= Beginning of Section =
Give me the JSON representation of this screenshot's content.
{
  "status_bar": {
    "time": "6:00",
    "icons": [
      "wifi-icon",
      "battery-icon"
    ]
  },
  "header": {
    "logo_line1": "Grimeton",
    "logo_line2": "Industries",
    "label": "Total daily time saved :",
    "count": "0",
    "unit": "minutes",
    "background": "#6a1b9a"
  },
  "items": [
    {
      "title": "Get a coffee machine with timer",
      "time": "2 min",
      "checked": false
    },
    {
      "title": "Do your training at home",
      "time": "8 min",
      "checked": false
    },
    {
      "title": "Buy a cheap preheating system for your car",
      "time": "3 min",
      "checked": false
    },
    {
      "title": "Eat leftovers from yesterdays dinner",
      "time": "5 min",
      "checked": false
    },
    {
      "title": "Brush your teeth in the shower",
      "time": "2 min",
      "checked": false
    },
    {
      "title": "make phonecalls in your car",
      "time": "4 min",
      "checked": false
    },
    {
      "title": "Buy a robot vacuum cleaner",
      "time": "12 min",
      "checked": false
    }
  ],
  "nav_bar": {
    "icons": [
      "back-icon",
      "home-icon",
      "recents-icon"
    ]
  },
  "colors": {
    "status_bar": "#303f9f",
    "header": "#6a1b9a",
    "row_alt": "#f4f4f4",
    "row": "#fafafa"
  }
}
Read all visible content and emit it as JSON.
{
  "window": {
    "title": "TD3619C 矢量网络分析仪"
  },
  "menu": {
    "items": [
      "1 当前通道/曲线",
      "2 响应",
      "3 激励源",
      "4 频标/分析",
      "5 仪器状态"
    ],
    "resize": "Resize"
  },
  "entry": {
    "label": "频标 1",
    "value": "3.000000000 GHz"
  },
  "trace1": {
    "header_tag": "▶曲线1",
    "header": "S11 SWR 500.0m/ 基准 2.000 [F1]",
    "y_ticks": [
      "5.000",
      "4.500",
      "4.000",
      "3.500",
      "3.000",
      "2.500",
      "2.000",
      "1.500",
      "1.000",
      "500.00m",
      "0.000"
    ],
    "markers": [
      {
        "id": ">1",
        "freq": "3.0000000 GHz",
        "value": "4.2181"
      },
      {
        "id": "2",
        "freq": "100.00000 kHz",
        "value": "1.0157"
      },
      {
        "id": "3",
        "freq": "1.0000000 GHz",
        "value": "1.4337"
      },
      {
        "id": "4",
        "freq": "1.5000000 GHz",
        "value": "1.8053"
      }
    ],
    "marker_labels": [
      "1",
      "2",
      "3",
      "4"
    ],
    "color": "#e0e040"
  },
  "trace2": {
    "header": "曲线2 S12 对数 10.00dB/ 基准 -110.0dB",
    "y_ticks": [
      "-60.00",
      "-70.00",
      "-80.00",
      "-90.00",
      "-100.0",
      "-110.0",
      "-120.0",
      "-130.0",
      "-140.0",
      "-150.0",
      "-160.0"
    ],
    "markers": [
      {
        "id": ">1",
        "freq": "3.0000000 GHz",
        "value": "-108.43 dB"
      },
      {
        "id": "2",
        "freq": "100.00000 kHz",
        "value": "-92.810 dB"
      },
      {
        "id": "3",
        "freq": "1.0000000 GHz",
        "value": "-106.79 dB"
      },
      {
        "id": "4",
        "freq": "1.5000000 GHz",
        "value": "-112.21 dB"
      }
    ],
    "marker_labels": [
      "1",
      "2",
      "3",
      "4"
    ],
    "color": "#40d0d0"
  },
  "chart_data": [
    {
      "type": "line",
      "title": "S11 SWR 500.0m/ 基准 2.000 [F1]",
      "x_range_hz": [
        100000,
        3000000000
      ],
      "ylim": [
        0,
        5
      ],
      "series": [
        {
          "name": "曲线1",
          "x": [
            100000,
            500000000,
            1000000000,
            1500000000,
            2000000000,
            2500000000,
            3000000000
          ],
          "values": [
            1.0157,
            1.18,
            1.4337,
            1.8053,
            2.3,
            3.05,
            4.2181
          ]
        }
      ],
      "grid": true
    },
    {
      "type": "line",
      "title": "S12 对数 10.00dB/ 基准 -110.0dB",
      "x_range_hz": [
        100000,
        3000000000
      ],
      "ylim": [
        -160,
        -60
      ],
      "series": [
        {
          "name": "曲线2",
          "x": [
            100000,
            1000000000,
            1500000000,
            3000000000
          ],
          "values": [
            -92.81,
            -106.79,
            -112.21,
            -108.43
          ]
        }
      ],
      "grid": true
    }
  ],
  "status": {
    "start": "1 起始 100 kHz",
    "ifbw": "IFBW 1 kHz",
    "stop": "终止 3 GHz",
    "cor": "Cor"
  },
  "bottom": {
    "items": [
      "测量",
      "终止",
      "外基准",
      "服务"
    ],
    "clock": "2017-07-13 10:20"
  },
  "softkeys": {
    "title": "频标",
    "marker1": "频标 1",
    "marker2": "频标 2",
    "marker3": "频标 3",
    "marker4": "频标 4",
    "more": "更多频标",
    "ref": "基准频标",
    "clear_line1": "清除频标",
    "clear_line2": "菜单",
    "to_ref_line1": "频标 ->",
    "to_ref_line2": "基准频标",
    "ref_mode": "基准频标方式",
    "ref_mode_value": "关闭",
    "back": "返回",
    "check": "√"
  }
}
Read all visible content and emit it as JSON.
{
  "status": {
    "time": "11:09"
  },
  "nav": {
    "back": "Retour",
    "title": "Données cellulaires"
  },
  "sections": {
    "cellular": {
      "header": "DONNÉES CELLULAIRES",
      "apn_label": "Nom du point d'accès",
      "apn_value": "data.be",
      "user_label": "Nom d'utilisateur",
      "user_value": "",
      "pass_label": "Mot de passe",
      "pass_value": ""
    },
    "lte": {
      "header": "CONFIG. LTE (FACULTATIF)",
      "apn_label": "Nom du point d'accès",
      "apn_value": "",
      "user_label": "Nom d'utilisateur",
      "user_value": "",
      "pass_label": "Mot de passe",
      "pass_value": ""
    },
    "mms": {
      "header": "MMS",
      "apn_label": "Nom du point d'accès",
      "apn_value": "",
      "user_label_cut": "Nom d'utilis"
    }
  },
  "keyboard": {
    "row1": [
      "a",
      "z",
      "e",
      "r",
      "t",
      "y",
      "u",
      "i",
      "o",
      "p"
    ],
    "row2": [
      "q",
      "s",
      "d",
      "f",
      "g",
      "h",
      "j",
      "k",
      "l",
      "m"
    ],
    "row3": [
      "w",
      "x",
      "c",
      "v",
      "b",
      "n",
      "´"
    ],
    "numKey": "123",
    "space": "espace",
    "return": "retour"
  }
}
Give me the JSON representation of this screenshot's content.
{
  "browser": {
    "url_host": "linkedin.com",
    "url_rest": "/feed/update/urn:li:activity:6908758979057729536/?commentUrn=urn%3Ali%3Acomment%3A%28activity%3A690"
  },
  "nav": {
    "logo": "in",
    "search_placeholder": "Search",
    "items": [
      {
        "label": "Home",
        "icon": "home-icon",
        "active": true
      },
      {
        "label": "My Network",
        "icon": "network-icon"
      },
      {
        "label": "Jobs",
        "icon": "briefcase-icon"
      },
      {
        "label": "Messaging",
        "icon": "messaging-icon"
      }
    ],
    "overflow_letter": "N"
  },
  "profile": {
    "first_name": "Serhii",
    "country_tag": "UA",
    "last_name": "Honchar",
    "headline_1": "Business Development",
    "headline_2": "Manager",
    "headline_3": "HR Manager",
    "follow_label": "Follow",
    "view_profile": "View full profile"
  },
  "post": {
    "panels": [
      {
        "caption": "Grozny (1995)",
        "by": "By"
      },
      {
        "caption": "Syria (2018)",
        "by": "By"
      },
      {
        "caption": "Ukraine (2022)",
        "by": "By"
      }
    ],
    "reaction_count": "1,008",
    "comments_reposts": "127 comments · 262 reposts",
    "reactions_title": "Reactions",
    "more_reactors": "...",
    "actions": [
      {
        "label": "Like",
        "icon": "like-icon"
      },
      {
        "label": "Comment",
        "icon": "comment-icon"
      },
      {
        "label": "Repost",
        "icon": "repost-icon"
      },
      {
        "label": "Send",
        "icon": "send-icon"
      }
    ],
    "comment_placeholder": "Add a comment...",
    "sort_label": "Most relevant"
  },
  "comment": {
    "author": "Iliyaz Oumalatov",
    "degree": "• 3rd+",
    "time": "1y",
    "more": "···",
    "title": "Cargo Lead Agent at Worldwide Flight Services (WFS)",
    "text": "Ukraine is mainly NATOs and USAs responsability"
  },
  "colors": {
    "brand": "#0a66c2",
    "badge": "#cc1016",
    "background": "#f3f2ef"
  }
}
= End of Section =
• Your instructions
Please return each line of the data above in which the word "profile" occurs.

• Result for this task
  "profile": {
    "view_profile": "View full profile"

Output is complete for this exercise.